                When ionizing radiation is emitted by or absorbed by an atom, it can liberate a particle (usually an electron, but sometimes an entire nucleus) from the atom. Such an event can alter chemical bonds and produce ions, usually in ion-pairs, that are especially chemically reactive. This greatly magnifies the chemical and biological damage per unit energy of radiation.
                Ionizing radiation includes cosmic rays, alpha, beta and gamma rays, X-rays, and in general any charged particle moving at relativistic speeds. Neutrons are considered ionizing radiation at any speed. Ionizing radiation includes some portion of the ultraviolet spectrum, depending on context. Radiowaves, microwaves, infrared light, and visible light are normally considered non-ionizing radiation, although very high intensity beams of these radiations can produce sufficient heat to exhibit some similar properties to ionizing radiation, by altering chemical bonds and removing electrons from atoms.
                Ionizing radiation is ubiquitous in the environment, and comes from naturally occurring radioactive materials and cosmic rays. Common artificial sources are artificially produced radioisotopes, X-ray tubes and particle accelerators. Ionizing radiation is invisible and not directly detectable by human senses, so instruments such as Geiger counters are usually required to detect its presence. In some cases it may lead to secondary emission of visible light upon interaction with matter, such as in Cherenkov radiation and radioluminescence. It has many practical uses in medicine, research, construction, and other areas, but presents a health hazard if used improperly. Exposure to ionizing radiation causes damage to living tissue, and can result in mutation, radiation sickness, cancer, and death.

                • clovis

                  Hi, guys,
                  I know that was a long read but very revailing as to what may be going on here.
                  This may have been the reson Mr.Rossi would’ent let the guy use a geigar counter, in the very first demo. ya think, smile.
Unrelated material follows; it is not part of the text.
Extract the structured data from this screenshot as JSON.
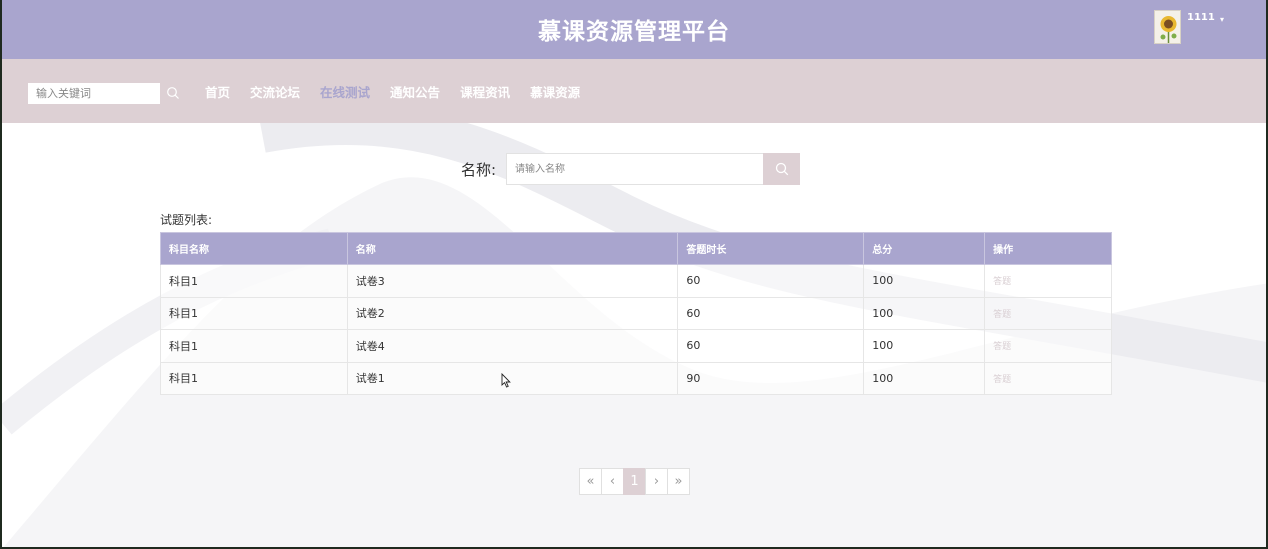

              • Mark

                Sir,
                Neutrons cannot be fully absorbed by
                the thin, nano-layer of electrons
                (SPP plasma)- neutrons are electrically neutral and cross-section of effect is small. WL theory
                claims only that gamma and x-rays are
                totally scattered and thermolized
                by the electron plasma layer.
                This fact can be easily proved or
                disproved by an experiment with
                a plasma in a tube with the same
                density as in a hydride layer.
                The tube has to be placed in a
                lead box and a source of an x-rays
                has to radiate this little tube
                placed in a small window in a lead box.
                On the other side of the window
                you place a photo-detector.
                All this is not a rocket science.
                Professor Kim offered three complex
                tests to prove his conjectures,
                this one is very straightforward
                and can help to falsify both
                WL and Kim without much efforts.
                The avoidance of such simple
                experiment beats me.